One popular bit of mythology often espoused by Democrats here in North Dakota is that the “Republican super majority” in state government marches in lock step to advance some sort of extreme right-wing agenda. They’re fond of suggesting that the state government marches in tune to edicts from House Majority Leader Al Carlson and “big oil” and blah, blah, blah.
That Democrats believe these things of North Dakota’s really rather moderate Republicans is probably why they just lost more than a dozen seats from their already tiny minorities in the Legislature.
Plus, there’s the fact that these claims simply aren’t true. While state government in North Dakota may be dominated by Republicans, the Republicans are quite diverse in their politics and tend towards independence. Which is probably a big reason why Republicans have dominated state government for more than two decades.

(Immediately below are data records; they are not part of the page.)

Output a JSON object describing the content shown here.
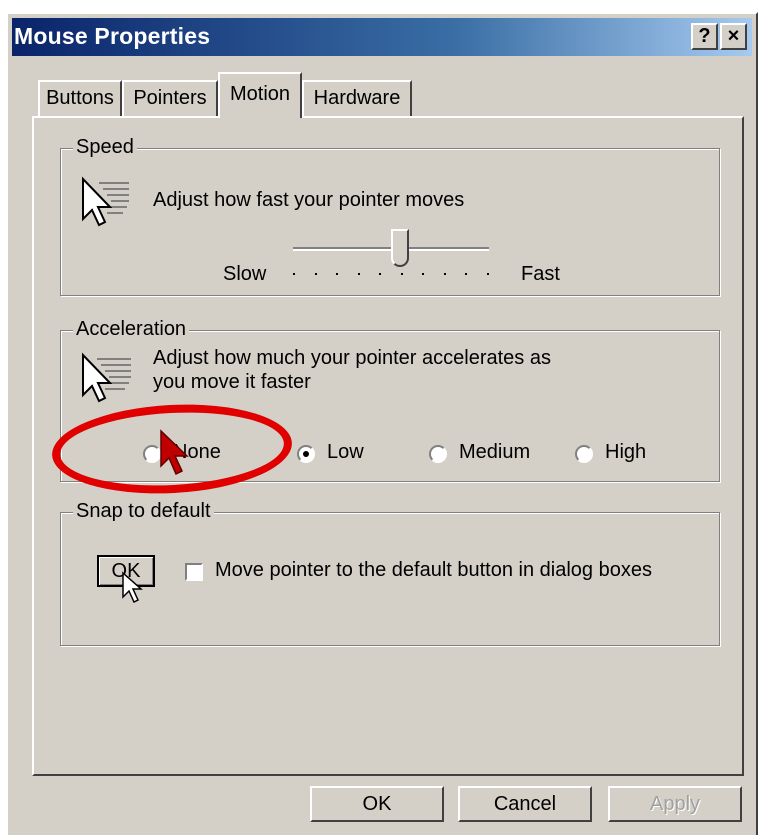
{
  "window": {
    "title": "Mouse Properties",
    "help_label": "?",
    "close_label": "×"
  },
  "tabs": [
    {
      "label": "Buttons",
      "active": false
    },
    {
      "label": "Pointers",
      "active": false
    },
    {
      "label": "Motion",
      "active": true
    },
    {
      "label": "Hardware",
      "active": false
    }
  ],
  "speed": {
    "legend": "Speed",
    "description": "Adjust how fast your pointer moves",
    "slow_label": "Slow",
    "fast_label": "Fast",
    "slider_fraction": 0.55
  },
  "acceleration": {
    "legend": "Acceleration",
    "description_line1": "Adjust how much your pointer accelerates as",
    "description_line2": "you move it faster",
    "options": [
      {
        "label": "None",
        "checked": false
      },
      {
        "label": "Low",
        "checked": true
      },
      {
        "label": "Medium",
        "checked": false
      },
      {
        "label": "High",
        "checked": false
      }
    ]
  },
  "snap": {
    "legend": "Snap to default",
    "sample_button_label": "OK",
    "checkbox_label": "Move pointer to the default button in dialog boxes",
    "checked": false
  },
  "footer": {
    "ok_label": "OK",
    "cancel_label": "Cancel",
    "apply_label": "Apply"
  },
  "annotation": {
    "highlight_color": "#e00000"
  }
}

[mks_pullquote align=”left” width=”300″ size=”24″ bg_color=”#ffffff” txt_color=”#000000″]Republicans in North Dakota seem willing to put policy over partisanship, and in doing so put the priorities of their constituents over loyalty to their party, often to the consternation of those hoping for a more thorough adherence to conservative principles.[/mks_pullquote]
Recently political science professor Mark Johnson pointed out, in a guest post here on SAB, that Carlson actually gets less support from his caucus than his counterparts in other legislatures. And then there’s Governor-elect Doug Burgum, who will take office with a Legislature that’s probably keen to challenge him on any number of policy fronts after an election cycle in which he campaigned (at least during the primary) against the Legislature’s record.
“They’re going to test him like crazy,” former Governor Ed Schafer told the Bismarck Tribune recently of Burgum’s relationship with the Legislature.
“The first people to attack me were Republicans,” he said of his own experience as governor beginning in 1992.
This a positive thing. Again, it may explain why Republicans have built enduring majorities in the Legislature.
Republicans in North Dakota seem willing to put policy over partisanship, and in doing so put the priorities of their constituents over loyalty to their party, often to the consternation of those hoping for a more thorough adherence to conservative principles.
They were doing it back in 1992, when Schafer helped usher in an era of Republican political dominance in our state, and Republicans seem set to continue the tradition with Burgum.
That’s as a should be.
The Legislature should always be a challenge for the executive branch. That is the essence of being a “check” and a “balance” on other branches of government. And elected leaders, individually, should always strive to serve their constituents above all else. That’s how you continue to win elections, one cycle after another.